Scan the entries line by line and return those with "will".

◆ Data section:
■ ■ ■
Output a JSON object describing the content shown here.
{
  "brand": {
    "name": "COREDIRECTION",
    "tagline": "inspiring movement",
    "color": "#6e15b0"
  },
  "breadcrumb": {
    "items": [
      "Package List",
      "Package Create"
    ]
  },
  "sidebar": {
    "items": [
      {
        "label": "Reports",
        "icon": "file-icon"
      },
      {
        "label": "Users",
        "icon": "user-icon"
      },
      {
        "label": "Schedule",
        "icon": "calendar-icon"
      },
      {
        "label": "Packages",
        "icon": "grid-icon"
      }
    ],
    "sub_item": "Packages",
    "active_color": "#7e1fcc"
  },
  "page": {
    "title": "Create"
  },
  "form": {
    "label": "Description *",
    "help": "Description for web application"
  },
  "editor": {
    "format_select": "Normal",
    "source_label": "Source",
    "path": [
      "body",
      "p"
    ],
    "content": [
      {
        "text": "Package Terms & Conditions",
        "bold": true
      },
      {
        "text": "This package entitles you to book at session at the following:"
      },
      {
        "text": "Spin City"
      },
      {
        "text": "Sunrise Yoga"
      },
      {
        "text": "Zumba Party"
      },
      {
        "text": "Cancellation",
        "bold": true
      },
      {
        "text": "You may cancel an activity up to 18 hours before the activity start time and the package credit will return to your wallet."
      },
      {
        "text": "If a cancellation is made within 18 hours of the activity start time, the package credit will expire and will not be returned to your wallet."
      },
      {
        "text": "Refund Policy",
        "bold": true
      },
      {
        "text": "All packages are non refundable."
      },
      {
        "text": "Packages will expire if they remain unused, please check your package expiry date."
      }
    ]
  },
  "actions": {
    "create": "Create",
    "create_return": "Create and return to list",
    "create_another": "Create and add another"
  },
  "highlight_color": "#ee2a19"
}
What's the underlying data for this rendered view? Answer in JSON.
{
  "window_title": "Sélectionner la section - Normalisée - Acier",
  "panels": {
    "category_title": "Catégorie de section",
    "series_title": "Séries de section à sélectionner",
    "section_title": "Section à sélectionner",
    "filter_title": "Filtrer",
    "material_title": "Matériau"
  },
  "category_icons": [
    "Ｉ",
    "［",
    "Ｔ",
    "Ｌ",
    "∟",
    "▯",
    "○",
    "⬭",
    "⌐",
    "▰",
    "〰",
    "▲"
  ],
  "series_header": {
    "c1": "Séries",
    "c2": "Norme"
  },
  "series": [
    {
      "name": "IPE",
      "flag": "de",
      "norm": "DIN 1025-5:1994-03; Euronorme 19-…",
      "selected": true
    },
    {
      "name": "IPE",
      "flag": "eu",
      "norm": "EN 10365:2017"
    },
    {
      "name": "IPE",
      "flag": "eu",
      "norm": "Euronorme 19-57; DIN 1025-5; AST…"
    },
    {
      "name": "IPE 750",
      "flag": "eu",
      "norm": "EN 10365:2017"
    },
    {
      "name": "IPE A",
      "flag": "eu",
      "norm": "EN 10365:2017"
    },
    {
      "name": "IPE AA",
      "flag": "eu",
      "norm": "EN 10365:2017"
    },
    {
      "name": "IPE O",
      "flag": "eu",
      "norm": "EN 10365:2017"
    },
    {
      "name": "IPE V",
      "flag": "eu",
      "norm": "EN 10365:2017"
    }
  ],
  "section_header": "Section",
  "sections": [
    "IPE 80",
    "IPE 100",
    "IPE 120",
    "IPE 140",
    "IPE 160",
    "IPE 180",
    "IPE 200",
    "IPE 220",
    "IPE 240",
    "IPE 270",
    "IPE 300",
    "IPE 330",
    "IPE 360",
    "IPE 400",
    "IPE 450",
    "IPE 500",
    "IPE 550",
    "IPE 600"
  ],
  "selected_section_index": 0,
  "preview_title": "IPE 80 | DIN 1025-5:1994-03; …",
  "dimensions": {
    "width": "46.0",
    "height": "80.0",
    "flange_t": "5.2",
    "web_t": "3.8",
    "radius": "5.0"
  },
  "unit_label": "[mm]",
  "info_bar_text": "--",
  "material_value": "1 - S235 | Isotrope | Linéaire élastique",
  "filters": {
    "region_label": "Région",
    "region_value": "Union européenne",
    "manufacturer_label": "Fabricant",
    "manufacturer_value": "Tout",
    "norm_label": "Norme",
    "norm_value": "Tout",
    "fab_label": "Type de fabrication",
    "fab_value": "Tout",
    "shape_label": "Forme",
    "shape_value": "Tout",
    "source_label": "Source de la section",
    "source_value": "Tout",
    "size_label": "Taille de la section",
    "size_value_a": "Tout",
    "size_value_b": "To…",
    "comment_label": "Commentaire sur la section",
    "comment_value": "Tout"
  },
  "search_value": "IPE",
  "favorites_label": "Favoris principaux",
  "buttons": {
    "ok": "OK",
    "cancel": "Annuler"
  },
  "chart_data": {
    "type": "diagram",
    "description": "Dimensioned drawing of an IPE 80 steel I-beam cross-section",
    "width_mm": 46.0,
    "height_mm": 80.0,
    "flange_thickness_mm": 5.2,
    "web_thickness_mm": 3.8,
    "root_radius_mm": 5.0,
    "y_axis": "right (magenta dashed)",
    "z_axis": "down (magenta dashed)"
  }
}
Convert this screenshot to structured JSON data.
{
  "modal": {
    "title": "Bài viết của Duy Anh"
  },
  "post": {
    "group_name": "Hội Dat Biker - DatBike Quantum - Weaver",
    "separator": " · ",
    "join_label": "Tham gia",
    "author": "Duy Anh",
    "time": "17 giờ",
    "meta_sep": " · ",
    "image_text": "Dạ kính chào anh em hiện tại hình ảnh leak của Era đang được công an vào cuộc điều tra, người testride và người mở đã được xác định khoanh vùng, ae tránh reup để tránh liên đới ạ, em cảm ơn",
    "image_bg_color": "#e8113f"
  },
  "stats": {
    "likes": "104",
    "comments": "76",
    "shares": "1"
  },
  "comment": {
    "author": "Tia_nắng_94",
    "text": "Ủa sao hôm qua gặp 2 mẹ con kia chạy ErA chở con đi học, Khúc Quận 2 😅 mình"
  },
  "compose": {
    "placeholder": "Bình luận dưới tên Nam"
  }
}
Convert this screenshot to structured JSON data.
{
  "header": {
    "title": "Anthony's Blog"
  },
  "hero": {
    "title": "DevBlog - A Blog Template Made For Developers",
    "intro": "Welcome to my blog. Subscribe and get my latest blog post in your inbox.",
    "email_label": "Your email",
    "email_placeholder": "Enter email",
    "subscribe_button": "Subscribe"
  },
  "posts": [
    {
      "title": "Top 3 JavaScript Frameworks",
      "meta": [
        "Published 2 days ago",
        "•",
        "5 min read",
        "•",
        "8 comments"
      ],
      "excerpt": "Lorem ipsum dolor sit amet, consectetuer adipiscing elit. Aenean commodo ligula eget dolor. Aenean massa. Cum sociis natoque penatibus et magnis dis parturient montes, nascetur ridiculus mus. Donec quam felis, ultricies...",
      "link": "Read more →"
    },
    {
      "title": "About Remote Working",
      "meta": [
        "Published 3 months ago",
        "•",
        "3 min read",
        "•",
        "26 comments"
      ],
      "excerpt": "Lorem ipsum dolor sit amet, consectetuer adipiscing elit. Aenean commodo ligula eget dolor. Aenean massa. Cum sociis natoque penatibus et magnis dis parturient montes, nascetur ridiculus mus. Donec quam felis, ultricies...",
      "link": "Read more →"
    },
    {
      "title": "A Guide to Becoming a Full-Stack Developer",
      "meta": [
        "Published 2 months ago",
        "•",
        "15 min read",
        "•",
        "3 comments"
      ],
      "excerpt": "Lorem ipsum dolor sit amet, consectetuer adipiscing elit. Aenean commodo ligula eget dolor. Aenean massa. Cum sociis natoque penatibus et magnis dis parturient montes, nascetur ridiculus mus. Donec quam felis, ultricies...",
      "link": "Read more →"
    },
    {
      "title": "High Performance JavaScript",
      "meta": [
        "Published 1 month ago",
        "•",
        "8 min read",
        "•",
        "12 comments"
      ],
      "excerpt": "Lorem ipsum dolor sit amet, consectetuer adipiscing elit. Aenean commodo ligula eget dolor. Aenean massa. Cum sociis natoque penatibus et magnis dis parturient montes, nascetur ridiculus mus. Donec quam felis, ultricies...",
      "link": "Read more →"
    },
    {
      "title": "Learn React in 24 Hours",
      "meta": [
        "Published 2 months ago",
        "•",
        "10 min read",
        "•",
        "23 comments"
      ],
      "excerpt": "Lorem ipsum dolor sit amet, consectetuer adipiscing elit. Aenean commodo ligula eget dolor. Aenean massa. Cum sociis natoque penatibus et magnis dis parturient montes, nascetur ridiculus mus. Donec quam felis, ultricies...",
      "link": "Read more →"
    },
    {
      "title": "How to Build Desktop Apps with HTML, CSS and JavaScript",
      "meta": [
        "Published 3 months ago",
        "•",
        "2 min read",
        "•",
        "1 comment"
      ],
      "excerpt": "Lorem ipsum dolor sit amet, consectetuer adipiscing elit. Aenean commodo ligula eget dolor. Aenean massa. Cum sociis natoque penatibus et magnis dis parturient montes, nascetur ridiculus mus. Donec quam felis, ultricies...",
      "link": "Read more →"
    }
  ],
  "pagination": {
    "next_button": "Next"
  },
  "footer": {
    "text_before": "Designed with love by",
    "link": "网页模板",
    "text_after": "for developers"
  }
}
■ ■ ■
◆ Written answer:
        "text": "You may cancel an activity up to 18 hours before the activity start time and the package credit will return to your wallet."
        "text": "If a cancellation is made within 18 hours of the activity start time, the package credit will expire and will not be returned to your wallet."
        "text": "Packages will expire if they remain unused, please check your package expiry date."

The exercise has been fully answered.